Position: Founder & Team Leader
Organization: Public Health Ambassadors Uganda (PHAU)
Current Location: Uganda, Africa
Master of Science in Public Health – Population and Reproductive Health from Uganda Martyrs University
Additional Degrees and Certifications:
•Bachelor of Science in Public Health
Award:People’s Choice AwardAwarding Organization:Knowledge for Health with their media partners – Girls GlobeDate Awarded:May 28, 2017
Award:Outstanding Work – Impact to the CommunityAwarding Organization:Clarke International UniversityDate Awarded:March 7, 2018
Award:Health promotion and Educative Arts AwardAwarding Organization:Clarke International UniversityDate Awarded:February 14, 2014
“Through dance, performance & bold programming, Patrick’s tireless leadership of PHAU balances youthful joy & creativity with the wisdom, empathy & foresight yielded by years of hard work in the field. He’s a leader & inspiration in Uganda & globally.
– Elizabeth Futrell, Director, Transmedia Story Lab at Ci3 | University of Chicago
Describe your contributions to and achievements in family planning.
In 2014, with my other three colleagues, I founded Public Health Ambassadors Uganda (PHAU); a youth led and serving organisation that address issues of SRHR and HIV Awareness through youth empowerment programmes, health education, social entrepreneurship and use of ICT for health. With my leadership as the Team Leader, PHAU has grown from an outreach entity to a full fledged organisation that has reached out to 64231 young people with SRHR information and only 18,944 have directly received services in 15 districts across the country.

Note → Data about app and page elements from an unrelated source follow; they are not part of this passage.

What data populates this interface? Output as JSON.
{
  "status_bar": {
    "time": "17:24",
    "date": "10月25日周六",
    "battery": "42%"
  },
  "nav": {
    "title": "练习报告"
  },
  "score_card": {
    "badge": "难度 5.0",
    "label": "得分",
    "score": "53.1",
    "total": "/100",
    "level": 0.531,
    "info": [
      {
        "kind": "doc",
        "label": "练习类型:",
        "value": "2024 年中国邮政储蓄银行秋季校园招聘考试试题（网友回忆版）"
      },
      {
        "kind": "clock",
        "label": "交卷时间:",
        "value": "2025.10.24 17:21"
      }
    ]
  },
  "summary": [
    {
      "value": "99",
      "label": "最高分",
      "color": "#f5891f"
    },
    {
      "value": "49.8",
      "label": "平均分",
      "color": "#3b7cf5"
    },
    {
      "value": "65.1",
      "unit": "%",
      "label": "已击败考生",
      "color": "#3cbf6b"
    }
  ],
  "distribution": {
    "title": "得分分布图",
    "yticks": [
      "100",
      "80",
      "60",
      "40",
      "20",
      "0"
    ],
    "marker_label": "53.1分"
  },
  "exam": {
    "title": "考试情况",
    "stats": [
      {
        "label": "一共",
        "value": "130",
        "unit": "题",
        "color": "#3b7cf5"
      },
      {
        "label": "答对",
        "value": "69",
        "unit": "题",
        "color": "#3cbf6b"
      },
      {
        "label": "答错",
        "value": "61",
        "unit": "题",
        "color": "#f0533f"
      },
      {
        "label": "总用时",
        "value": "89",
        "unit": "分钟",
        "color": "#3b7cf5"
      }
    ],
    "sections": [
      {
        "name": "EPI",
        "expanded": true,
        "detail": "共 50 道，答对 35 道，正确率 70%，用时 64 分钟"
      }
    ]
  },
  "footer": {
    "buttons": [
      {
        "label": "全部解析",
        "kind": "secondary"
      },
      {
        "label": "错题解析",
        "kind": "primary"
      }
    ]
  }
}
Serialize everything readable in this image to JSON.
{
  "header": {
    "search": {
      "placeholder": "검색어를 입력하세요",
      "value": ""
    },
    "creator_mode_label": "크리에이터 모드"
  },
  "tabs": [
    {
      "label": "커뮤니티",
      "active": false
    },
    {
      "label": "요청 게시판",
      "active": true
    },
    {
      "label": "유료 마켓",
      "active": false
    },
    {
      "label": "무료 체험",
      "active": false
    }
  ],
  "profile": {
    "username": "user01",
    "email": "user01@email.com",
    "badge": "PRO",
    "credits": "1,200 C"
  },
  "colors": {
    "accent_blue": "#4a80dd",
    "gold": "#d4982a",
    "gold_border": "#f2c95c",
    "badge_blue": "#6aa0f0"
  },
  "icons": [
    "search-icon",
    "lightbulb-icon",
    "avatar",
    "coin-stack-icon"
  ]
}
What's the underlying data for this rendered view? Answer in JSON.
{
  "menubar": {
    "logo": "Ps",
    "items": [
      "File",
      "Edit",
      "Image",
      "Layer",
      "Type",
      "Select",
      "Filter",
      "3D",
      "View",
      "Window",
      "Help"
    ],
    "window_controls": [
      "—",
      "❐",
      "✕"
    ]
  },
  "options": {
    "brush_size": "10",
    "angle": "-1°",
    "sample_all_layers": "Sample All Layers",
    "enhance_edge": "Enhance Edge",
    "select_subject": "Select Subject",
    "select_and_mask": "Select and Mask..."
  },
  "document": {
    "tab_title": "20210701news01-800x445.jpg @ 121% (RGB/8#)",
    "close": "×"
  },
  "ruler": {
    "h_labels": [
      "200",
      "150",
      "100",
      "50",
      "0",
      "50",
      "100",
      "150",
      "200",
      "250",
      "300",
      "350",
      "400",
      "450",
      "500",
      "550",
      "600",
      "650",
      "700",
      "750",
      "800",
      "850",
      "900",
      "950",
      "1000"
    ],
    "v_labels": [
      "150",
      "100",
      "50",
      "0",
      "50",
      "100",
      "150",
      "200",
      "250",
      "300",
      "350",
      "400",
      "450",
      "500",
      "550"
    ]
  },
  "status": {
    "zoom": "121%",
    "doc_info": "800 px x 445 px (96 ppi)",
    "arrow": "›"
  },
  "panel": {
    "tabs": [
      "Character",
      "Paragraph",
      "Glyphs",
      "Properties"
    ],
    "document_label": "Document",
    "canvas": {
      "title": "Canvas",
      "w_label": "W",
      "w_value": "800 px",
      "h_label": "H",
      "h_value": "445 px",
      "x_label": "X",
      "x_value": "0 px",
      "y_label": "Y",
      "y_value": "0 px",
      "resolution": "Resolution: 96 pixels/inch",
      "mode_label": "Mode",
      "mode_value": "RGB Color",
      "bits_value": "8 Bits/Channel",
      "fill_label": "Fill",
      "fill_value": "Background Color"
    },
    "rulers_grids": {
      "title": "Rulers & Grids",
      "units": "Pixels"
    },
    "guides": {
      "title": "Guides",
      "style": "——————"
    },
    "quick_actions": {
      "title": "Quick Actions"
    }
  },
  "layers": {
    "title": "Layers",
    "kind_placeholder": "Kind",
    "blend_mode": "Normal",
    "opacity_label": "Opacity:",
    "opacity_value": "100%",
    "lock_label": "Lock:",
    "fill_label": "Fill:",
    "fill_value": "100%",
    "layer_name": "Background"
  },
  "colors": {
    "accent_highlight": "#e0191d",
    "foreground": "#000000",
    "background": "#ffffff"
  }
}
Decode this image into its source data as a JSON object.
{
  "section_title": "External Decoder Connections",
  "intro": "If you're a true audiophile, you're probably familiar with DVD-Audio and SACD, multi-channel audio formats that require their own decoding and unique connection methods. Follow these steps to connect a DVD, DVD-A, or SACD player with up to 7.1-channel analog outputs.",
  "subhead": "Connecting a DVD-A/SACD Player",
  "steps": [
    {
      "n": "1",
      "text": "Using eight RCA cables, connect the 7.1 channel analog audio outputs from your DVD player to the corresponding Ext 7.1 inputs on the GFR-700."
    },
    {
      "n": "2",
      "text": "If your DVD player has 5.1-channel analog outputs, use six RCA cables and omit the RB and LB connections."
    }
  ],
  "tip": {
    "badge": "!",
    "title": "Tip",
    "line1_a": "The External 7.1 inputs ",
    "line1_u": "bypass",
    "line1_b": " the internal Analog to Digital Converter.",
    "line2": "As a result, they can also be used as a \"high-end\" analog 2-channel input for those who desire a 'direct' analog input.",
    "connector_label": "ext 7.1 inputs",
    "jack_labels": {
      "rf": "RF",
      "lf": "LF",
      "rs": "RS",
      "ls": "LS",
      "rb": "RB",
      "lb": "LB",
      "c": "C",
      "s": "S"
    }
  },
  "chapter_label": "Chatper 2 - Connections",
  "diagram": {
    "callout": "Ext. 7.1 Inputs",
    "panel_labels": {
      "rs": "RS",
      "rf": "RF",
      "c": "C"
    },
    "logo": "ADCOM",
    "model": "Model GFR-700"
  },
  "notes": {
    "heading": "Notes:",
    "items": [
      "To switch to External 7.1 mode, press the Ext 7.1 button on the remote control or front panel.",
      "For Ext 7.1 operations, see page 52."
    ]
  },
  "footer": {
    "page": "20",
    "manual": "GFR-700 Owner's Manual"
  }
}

I have mentored over 150 youth in the use of creative and performance arts such as plays, poetry, street/community theatre and flash mobs, as a means of educating young people about HIV/AIDS, STIs and teenage pregnancy in Uganda.
What sparked your passion for family planning?
As i was growing up in one of the slums in Kampala, i witnessed many girls drop out of school because lack of information of safer sexual practices. One of the girls was just within our neighborhood and she had been expelled from school because of an early pregnancy and her family forced her to go and stay with the boyfriend. These young couple was stigmatized and discriminated in the community. Therefore, I committed to creating awareness about FP so that young people make informed decisions.
Give one or two examples of how you display leadership in your family planning work.:
I have embraced the use of creative and performance arts approach through use of theater, spoken word poetry, creative dance, music concerts and flash mobs to advance SRHR information and services among young people in Uganda. Use of creative and performance arts puts young people at the center of implementation and often the SRHR information takes to stick in their minds because it fun, engaging and participatory. This approach provides a safe safe for young people to openly have discussions.
If you are named a winner of 120 under 40, how will you use this new platform and the $1000 grant to advance your work?
Winning the 120 under 40 would be of great impact in supporting and scaling up of the Public Health Ambassadors Programme (PHAP); where young people are able to spend between three to six months exploring public health needs and issues that you feel passionate about within your communities. PHAP is purposed to turn young people into advocates, activists, champions and change agents by empowering them with information and skills on Sexual and Reproductive Health and Rights, HIV/AIDS.
Photos of the nominee in the field/at work